Iran may be looking for a nuclear weapons program, but it also may just be looking to power its country more effectively. That’s why its leaders hired Russian experts to build the country’s first nuclear power plant in Bushehr.


Reports from Japanese media indicate that progress may be made when negotiations with North Korea are resumed later this month.

Kyodo News reports that the US and others have urged North Korea to abandon is nuclear program by 2008 in return for economic aid as well as security guarantees. All the while, the US and its allies are warning of additional sanctions if North Korea refuses to cooperate with the plan. This reasoning is much more in line with what IAEA chief Mohamed ElBaradei called for two days ago and is a step in the right direction after a lack of progress in pre-negotiation talks this week. ElBaradei, the chief nuclear expert at the UN said that North Korea needed incentives to abandon its nuclear program, not just sanctions.

At the same time, a report in Tokyo Shimbun suggests that Pyongyang will offer uranium exports to Russia which can then be enriched and resold as nuclear energy fuel to China. According to the report, talks about giving Russia exclusive rights to North Korean uranium have been going on since 2002, and North Korea expects Russia’s open support at the nuclear negotiations in return for the deal.

Exclusive rights to North Korea’s uranium will be financially lucrative for Russia. It will also give some assurance that North Korea will not be enriching uranium for future nuclear blasts. However, there is no guarantee that Pyongyang will not continue to secretly enrich uranium not exported to Russia. It is a deal which will be difficult to turn down for the Russians and it will certainly make the negotiations interesting, as Russia has been looking for influence in Asia for quite some time.

Iran Cooperates

November 23, 2006

After Iran’s Ambassador to Russia spoke favorably about enriching uranium in Russia yesterday, Iran announced today that it would open up its records on uranium enrichment to IAEA inspectors.

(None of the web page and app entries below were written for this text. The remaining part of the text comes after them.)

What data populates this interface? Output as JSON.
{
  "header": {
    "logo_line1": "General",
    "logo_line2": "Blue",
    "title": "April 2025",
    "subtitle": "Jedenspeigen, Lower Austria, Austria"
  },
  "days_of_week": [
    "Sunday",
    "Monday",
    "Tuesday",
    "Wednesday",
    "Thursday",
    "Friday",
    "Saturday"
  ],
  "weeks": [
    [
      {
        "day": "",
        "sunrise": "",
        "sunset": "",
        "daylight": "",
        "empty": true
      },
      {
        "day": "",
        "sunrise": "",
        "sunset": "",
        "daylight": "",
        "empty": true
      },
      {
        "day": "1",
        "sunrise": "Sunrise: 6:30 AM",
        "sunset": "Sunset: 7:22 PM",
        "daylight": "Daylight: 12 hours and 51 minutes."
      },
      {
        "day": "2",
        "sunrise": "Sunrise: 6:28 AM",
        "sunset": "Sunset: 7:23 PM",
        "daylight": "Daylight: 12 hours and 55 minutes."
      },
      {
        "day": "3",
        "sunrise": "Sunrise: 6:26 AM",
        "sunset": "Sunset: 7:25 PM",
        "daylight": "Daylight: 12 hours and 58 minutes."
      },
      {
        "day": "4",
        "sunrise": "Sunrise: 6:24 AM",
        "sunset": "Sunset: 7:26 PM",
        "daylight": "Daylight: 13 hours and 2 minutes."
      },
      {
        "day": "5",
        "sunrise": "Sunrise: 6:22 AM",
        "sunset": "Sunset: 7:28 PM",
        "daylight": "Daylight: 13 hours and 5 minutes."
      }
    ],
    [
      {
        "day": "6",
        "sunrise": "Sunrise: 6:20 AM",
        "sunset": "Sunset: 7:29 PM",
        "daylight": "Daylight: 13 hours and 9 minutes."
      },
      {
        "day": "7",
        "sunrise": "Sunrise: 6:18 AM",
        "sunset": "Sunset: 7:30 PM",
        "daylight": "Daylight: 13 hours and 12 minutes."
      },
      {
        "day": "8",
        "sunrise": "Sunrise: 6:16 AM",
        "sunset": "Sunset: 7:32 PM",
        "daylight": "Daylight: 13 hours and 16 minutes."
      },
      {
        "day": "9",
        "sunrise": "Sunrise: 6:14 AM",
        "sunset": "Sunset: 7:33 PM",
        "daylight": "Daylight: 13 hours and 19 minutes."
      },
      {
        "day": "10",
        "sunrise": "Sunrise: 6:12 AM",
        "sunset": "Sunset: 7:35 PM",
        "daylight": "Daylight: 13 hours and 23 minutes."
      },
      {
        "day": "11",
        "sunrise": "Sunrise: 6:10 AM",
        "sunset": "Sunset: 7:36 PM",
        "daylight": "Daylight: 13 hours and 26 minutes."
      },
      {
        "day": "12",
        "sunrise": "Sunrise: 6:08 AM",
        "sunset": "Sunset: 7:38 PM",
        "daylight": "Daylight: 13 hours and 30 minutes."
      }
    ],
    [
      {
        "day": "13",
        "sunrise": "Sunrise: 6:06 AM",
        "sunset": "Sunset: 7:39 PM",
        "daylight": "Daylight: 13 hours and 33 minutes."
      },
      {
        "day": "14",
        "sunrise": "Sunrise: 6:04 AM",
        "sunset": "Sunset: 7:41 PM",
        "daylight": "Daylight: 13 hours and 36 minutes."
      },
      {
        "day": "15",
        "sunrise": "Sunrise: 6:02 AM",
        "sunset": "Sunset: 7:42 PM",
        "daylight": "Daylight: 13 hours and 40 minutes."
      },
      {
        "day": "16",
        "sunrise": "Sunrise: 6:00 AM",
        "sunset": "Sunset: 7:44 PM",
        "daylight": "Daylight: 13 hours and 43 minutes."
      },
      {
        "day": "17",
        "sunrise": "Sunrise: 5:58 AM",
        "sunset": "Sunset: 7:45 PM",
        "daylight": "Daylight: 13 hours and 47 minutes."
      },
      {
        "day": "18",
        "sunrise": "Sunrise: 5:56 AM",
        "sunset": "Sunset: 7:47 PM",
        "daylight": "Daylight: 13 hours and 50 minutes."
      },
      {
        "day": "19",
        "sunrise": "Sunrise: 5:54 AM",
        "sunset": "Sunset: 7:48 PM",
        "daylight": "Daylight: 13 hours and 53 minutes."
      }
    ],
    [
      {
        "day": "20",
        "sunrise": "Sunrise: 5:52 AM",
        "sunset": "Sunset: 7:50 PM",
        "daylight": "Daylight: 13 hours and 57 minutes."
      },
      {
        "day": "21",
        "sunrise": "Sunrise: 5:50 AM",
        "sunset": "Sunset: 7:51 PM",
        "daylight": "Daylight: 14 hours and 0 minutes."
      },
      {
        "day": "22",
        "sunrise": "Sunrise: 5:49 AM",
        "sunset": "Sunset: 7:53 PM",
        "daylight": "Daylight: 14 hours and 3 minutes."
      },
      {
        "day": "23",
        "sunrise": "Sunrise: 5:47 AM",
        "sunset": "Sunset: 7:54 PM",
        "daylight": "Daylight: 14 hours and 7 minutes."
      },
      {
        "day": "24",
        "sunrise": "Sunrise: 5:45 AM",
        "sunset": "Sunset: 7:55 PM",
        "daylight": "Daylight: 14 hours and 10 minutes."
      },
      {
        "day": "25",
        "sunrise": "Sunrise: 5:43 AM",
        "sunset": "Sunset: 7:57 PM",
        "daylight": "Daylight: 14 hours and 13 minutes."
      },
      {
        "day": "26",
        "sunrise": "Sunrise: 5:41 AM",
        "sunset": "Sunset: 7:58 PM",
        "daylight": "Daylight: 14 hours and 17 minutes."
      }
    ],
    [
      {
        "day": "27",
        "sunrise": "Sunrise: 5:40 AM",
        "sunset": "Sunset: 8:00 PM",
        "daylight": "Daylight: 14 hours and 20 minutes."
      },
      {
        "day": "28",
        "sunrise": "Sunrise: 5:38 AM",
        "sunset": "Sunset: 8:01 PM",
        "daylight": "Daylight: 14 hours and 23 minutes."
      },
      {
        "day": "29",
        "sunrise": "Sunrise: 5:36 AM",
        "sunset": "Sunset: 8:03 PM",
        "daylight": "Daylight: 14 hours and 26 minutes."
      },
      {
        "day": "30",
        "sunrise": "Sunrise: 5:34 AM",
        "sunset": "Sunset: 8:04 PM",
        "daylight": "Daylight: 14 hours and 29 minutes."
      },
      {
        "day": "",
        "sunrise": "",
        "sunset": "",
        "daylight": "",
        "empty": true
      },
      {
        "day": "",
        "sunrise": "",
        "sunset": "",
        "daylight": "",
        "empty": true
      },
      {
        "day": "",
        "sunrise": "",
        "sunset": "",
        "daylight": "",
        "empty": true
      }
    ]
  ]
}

This is yet another diplomatic step on the part of Iran to avert UN Security Council sanctions against it. Iran is slowly gearing up to play a bigger regional role; this weekend Iran’s President Ahmadinejad will be meeting with his Iraqi counterpart President Talabani to discuss three-way cooperation between Iran, Syria and Iraq in bringing stability back to war-torn Iraq.

Iran has maintained that its nuclear program is focused on nuclear energy, not arms. The IAEA’s view on the matter has largely confirmed Iran’s position, except for a plutonium discovery ten days ago. Today’s gesture is meant to clear up any doubts about Iran’s program.

This would be the perfect opportunity for the US and UK to start cooperating with Iran. After all, today’s announcement is a clear signal to the US, Iran’s biggest doubter. It is also a move meant to strengthen Russia’s position in the UN Security Council, as Russia has maintained an anti-sanction position and has curtailed US efforts to sanction the Iranian government.